Power Electronics and EMC Testing – Balancing Efficiency with Interference

Power electronics play a vital role in modern technology, from renewable energy systems and electric vehicles to consumer electronics and industrial machinery. These systems rely on the efficient conversion of electrical energy from one form to another, often involving high voltages and currents. However, this pursuit of efficiency in power electronics must be carefully balanced with the need to minimize electromagnetic interference EMI to ensure the reliable and safe operation of electronic devices and systems. Efficiency is the hallmark of power electronics. These devices are designed to convert electricity from one form to another with minimal energy loss. This efficiency is crucial in many applications, particularly in renewable energy systems where every wasted watt represents lost energy and increased operating costs. High-efficiency power converters not only save money but also reduce the environmental footprint by minimizing energy consumption. However, the very features that make power electronics efficient can also make them sources of electromagnetic interference.  Switching power converters, which are commonly used in power electronics, generate high-frequency voltage and current waveforms.


These rapid voltage transitions can create unintended electromagnetic emissions that interfere with the operation of nearby electronic devices.
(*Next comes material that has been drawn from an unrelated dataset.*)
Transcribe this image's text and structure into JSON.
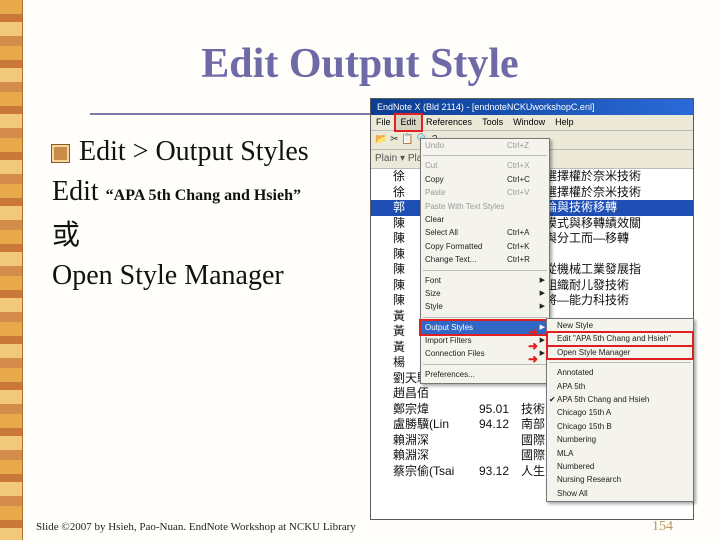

This interference can lead to malfunctions, data corruption, and even safety hazards in critical systems. To balance efficiency with interference, electromagnetic compatibility EMC testing becomes indispensable. EMC testing is a comprehensive evaluation process that ensures electronic devices and systems can coexist without causing or succumbing to electromagnetic interference. It involves both emissions testing, which assesses the electromagnetic emissions from a device, and immunity testing, which evaluates a device’s susceptibility to external interference. For power electronics ats labs, emissions testing is critical to identify and mitigate sources of interference. This may involve optimizing the design of the power converter to reduce radiated emissions and employing shielding techniques to contain electromagnetic radiation. Additionally, immunity testing ensures that power electronics can withstand electromagnetic disturbances commonly encountered in their intended operating environments, such as electrical noise and transient voltage spikes.

Furthermore, standards and regulations govern EMC compliance to protect consumers and ensure the proper functioning of electronic systems. Adherence to these standards is essential for manufacturers to bring their power electronic products to market. EMC testing not only ensures regulatory compliance but also fosters innovation by promoting the development of technologies that can operate reliably in increasingly crowded and noisy electromagnetic environments. In conclusion, power electronics represent the cornerstone of modern technology, offering unparalleled efficiency in energy conversion. However, this efficiency must be balanced with the need to minimize electromagnetic interference through rigorous EMC testing. Striking this balance is not only crucial for product compliance and regulatory approval but also for the continued advancement of electronics in an interconnected world. As technology continues to evolve, the harmonious coexistence of efficient power electronics and EMC will remain paramount in ensuring the reliability and functionality of our electronic systems.